#### Activity
Line by line, copy out the entries exactly and leave the pictures behind.

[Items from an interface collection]
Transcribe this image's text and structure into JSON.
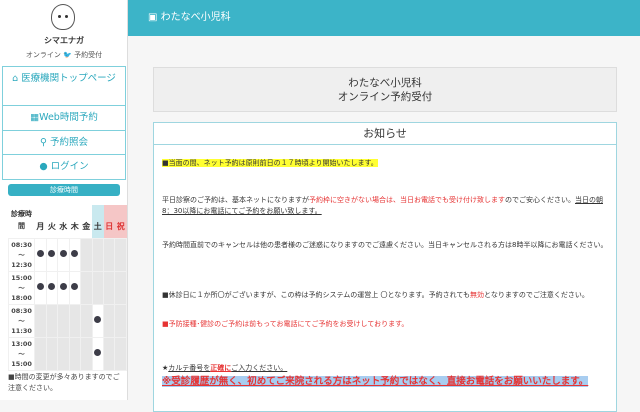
{
  "user": {
    "name": "シマエナガ",
    "sub_prefix": "オンライン",
    "sub_suffix": "予約受付"
  },
  "nav": [
    {
      "label": "医療機関トップページ",
      "icon": "home-icon"
    },
    {
      "label": "Web時間予約",
      "icon": "calendar-icon"
    },
    {
      "label": "予約照会",
      "icon": "search-icon"
    },
    {
      "label": "ログイン",
      "icon": "user-circle-icon"
    }
  ],
  "schedule": {
    "title": "診療時間",
    "header_label": "診療時間",
    "days": [
      "月",
      "火",
      "水",
      "木",
      "金",
      "土",
      "日",
      "祝"
    ],
    "rows": [
      {
        "time": [
          "08:30",
          "〜",
          "12:30"
        ],
        "open": [
          1,
          1,
          1,
          1,
          0,
          0,
          0,
          0
        ],
        "gray": [
          0,
          0,
          0,
          0,
          1,
          1,
          1,
          1
        ]
      },
      {
        "time": [
          "15:00",
          "〜",
          "18:00"
        ],
        "open": [
          1,
          1,
          1,
          1,
          0,
          0,
          0,
          0
        ],
        "gray": [
          0,
          0,
          0,
          0,
          1,
          1,
          1,
          1
        ]
      },
      {
        "time": [
          "08:30",
          "〜",
          "11:30"
        ],
        "open": [
          0,
          0,
          0,
          0,
          0,
          1,
          0,
          0
        ],
        "gray": [
          1,
          1,
          1,
          1,
          1,
          0,
          1,
          1
        ]
      },
      {
        "time": [
          "13:00",
          "〜",
          "15:00"
        ],
        "open": [
          0,
          0,
          0,
          0,
          0,
          1,
          0,
          0
        ],
        "gray": [
          1,
          1,
          1,
          1,
          1,
          0,
          1,
          1
        ]
      }
    ],
    "note": "■時間の変更が多々ありますのでご注意ください。"
  },
  "header": {
    "clinic": "わたなべ小児科"
  },
  "title": {
    "line1": "わたなべ小児科",
    "line2": "オンライン予約受付"
  },
  "notice": {
    "heading": "お知らせ",
    "p1": "■当面の間、ネット予約は原則前日の１７時頃より開始いたします。",
    "p2a": "平日診察のご予約は、基本ネットになりますが",
    "p2b": "予約枠に空きがない場合は、当日お電話でも受け付け致します",
    "p2c": "のでご安心ください。",
    "p2d": "当日の朝8：30以降にお電話にてご予約をお願い致します。",
    "p3": "予約時間直前でのキャンセルは他の患者様のご迷惑になりますのでご遠慮ください。当日キャンセルされる方は8時半以降にお電話ください。",
    "p4a": "■休診日に１か所〇がございますが、この枠は予約システムの運営上 〇となります。予約されても",
    "p4b": "無効",
    "p4c": "となりますのでご注意ください。",
    "p5": "■予防接種･健診のご予約は前もってお電話にてご予約をお受けしております。",
    "p6a": "★",
    "p6b": "カルテ番号を",
    "p6c": "正確に",
    "p6d": "ご入力ください。",
    "p7": "※受診履歴が無く、初めてご来院される方はネット予約ではなく、直接お電話をお願いいたします。"
  }
}
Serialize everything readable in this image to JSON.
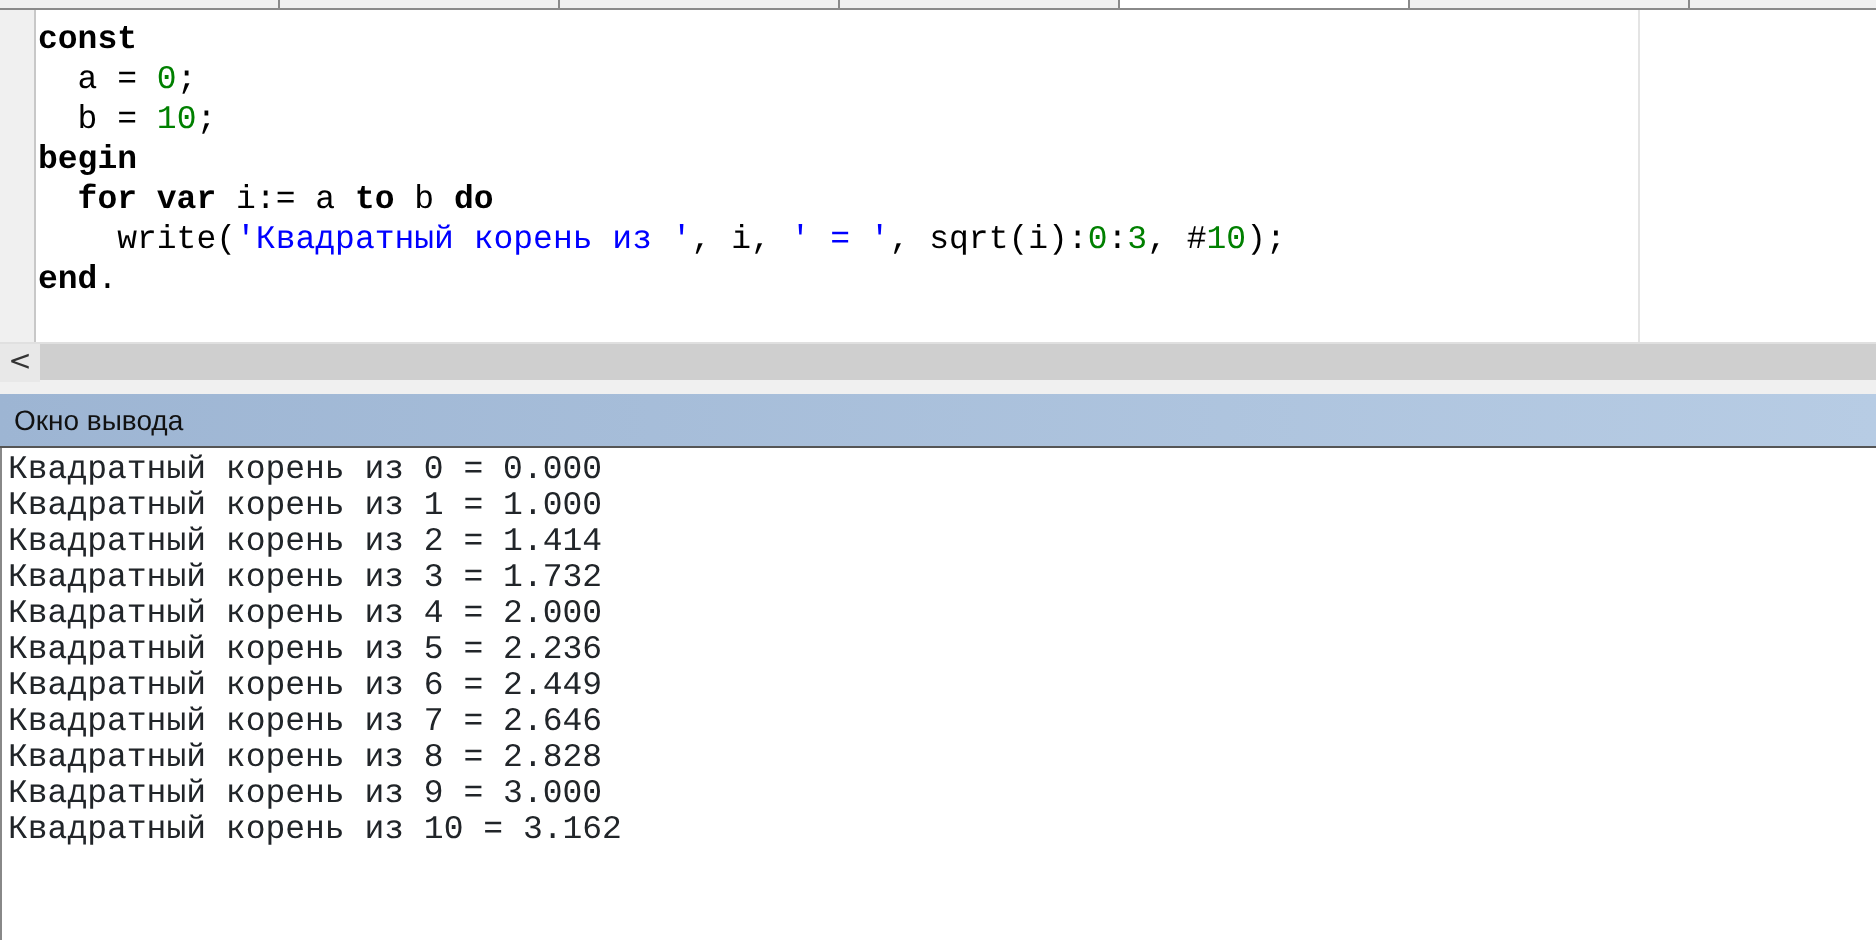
{
  "editor": {
    "lines": [
      [
        {
          "kind": "keyword",
          "text": "const"
        }
      ],
      [
        {
          "kind": "plain",
          "text": "  a = "
        },
        {
          "kind": "number",
          "text": "0"
        },
        {
          "kind": "plain",
          "text": ";"
        }
      ],
      [
        {
          "kind": "plain",
          "text": "  b = "
        },
        {
          "kind": "number",
          "text": "10"
        },
        {
          "kind": "plain",
          "text": ";"
        }
      ],
      [
        {
          "kind": "keyword",
          "text": "begin"
        }
      ],
      [
        {
          "kind": "keyword",
          "text": "  for var"
        },
        {
          "kind": "plain",
          "text": " i:= a "
        },
        {
          "kind": "keyword",
          "text": "to"
        },
        {
          "kind": "plain",
          "text": " b "
        },
        {
          "kind": "keyword",
          "text": "do"
        }
      ],
      [
        {
          "kind": "plain",
          "text": "    write("
        },
        {
          "kind": "string",
          "text": "'Квадратный корень из '"
        },
        {
          "kind": "plain",
          "text": ", i, "
        },
        {
          "kind": "string",
          "text": "' = '"
        },
        {
          "kind": "plain",
          "text": ", sqrt(i):"
        },
        {
          "kind": "number",
          "text": "0"
        },
        {
          "kind": "plain",
          "text": ":"
        },
        {
          "kind": "number",
          "text": "3"
        },
        {
          "kind": "plain",
          "text": ", #"
        },
        {
          "kind": "number",
          "text": "10"
        },
        {
          "kind": "plain",
          "text": ");"
        }
      ],
      [
        {
          "kind": "keyword",
          "text": "end"
        },
        {
          "kind": "plain",
          "text": "."
        }
      ]
    ],
    "scroll_left": "<"
  },
  "output": {
    "title": "Окно вывода",
    "lines": [
      "Квадратный корень из 0 = 0.000",
      "Квадратный корень из 1 = 1.000",
      "Квадратный корень из 2 = 1.414",
      "Квадратный корень из 3 = 1.732",
      "Квадратный корень из 4 = 2.000",
      "Квадратный корень из 5 = 2.236",
      "Квадратный корень из 6 = 2.449",
      "Квадратный корень из 7 = 2.646",
      "Квадратный корень из 8 = 2.828",
      "Квадратный корень из 9 = 3.000",
      "Квадратный корень из 10 = 3.162"
    ]
  }
}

#### Solution
Transcribe this image's text and structure into JSON.
{
  "user": {
    "name": "シマエナガ",
    "sub_prefix": "オンライン",
    "sub_suffix": "予約受付"
  },
  "nav": [
    {
      "label": "医療機関トップページ",
      "icon": "home-icon"
    },
    {
      "label": "Web時間予約",
      "icon": "calendar-icon"
    },
    {
      "label": "予約照会",
      "icon": "search-icon"
    },
    {
      "label": "ログイン",
      "icon": "user-circle-icon"
    }
  ],
  "schedule": {
    "title": "診療時間",
    "header_label": "診療時間",
    "days": [
      "月",
      "火",
      "水",
      "木",
      "金",
      "土",
      "日",
      "祝"
    ],
    "rows": [
      {
        "time": [
          "08:30",
          "〜",
          "12:30"
        ],
        "open": [
          1,
          1,
          1,
          1,
          0,
          0,
          0,
          0
        ],
        "gray": [
          0,
          0,
          0,
          0,
          1,
          1,
          1,
          1
        ]
      },
      {
        "time": [
          "15:00",
          "〜",
          "18:00"
        ],
        "open": [
          1,
          1,
          1,
          1,
          0,
          0,
          0,
          0
        ],
        "gray": [
          0,
          0,
          0,
          0,
          1,
          1,
          1,
          1
        ]
      },
      {
        "time": [
          "08:30",
          "〜",
          "11:30"
        ],
        "open": [
          0,
          0,
          0,
          0,
          0,
          1,
          0,
          0
        ],
        "gray": [
          1,
          1,
          1,
          1,
          1,
          0,
          1,
          1
        ]
      },
      {
        "time": [
          "13:00",
          "〜",
          "15:00"
        ],
        "open": [
          0,
          0,
          0,
          0,
          0,
          1,
          0,
          0
        ],
        "gray": [
          1,
          1,
          1,
          1,
          1,
          0,
          1,
          1
        ]
      }
    ],
    "note": "■時間の変更が多々ありますのでご注意ください。"
  },
  "header": {
    "clinic": "わたなべ小児科"
  },
  "title": {
    "line1": "わたなべ小児科",
    "line2": "オンライン予約受付"
  },
  "notice": {
    "heading": "お知らせ",
    "p1": "■当面の間、ネット予約は原則前日の１７時頃より開始いたします。",
    "p2a": "平日診察のご予約は、基本ネットになりますが",
    "p2b": "予約枠に空きがない場合は、当日お電話でも受け付け致します",
    "p2c": "のでご安心ください。",
    "p2d": "当日の朝8：30以降にお電話にてご予約をお願い致します。",
    "p3": "予約時間直前でのキャンセルは他の患者様のご迷惑になりますのでご遠慮ください。当日キャンセルされる方は8時半以降にお電話ください。",
    "p4a": "■休診日に１か所〇がございますが、この枠は予約システムの運営上 〇となります。予約されても",
    "p4b": "無効",
    "p4c": "となりますのでご注意ください。",
    "p5": "■予防接種･健診のご予約は前もってお電話にてご予約をお受けしております。",
    "p6a": "★",
    "p6b": "カルテ番号を",
    "p6c": "正確に",
    "p6d": "ご入力ください。",
    "p7": "※受診履歴が無く、初めてご来院される方はネット予約ではなく、直接お電話をお願いいたします。"
  }
}
Serialize everything readable in this image to JSON.
{
  "editor": {
    "lines": [
      [
        {
          "kind": "keyword",
          "text": "const"
        }
      ],
      [
        {
          "kind": "plain",
          "text": "  a = "
        },
        {
          "kind": "number",
          "text": "0"
        },
        {
          "kind": "plain",
          "text": ";"
        }
      ],
      [
        {
          "kind": "plain",
          "text": "  b = "
        },
        {
          "kind": "number",
          "text": "10"
        },
        {
          "kind": "plain",
          "text": ";"
        }
      ],
      [
        {
          "kind": "keyword",
          "text": "begin"
        }
      ],
      [
        {
          "kind": "keyword",
          "text": "  for var"
        },
        {
          "kind": "plain",
          "text": " i:= a "
        },
        {
          "kind": "keyword",
          "text": "to"
        },
        {
          "kind": "plain",
          "text": " b "
        },
        {
          "kind": "keyword",
          "text": "do"
        }
      ],
      [
        {
          "kind": "plain",
          "text": "    write("
        },
        {
          "kind": "string",
          "text": "'Квадратный корень из '"
        },
        {
          "kind": "plain",
          "text": ", i, "
        },
        {
          "kind": "string",
          "text": "' = '"
        },
        {
          "kind": "plain",
          "text": ", sqrt(i):"
        },
        {
          "kind": "number",
          "text": "0"
        },
        {
          "kind": "plain",
          "text": ":"
        },
        {
          "kind": "number",
          "text": "3"
        },
        {
          "kind": "plain",
          "text": ", #"
        },
        {
          "kind": "number",
          "text": "10"
        },
        {
          "kind": "plain",
          "text": ");"
        }
      ],
      [
        {
          "kind": "keyword",
          "text": "end"
        },
        {
          "kind": "plain",
          "text": "."
        }
      ]
    ],
    "scroll_left": "<"
  },
  "output": {
    "title": "Окно вывода",
    "lines": [
      "Квадратный корень из 0 = 0.000",
      "Квадратный корень из 1 = 1.000",
      "Квадратный корень из 2 = 1.414",
      "Квадратный корень из 3 = 1.732",
      "Квадратный корень из 4 = 2.000",
      "Квадратный корень из 5 = 2.236",
      "Квадратный корень из 6 = 2.449",
      "Квадратный корень из 7 = 2.646",
      "Квадратный корень из 8 = 2.828",
      "Квадратный корень из 9 = 3.000",
      "Квадратный корень из 10 = 3.162"
    ]
  }
}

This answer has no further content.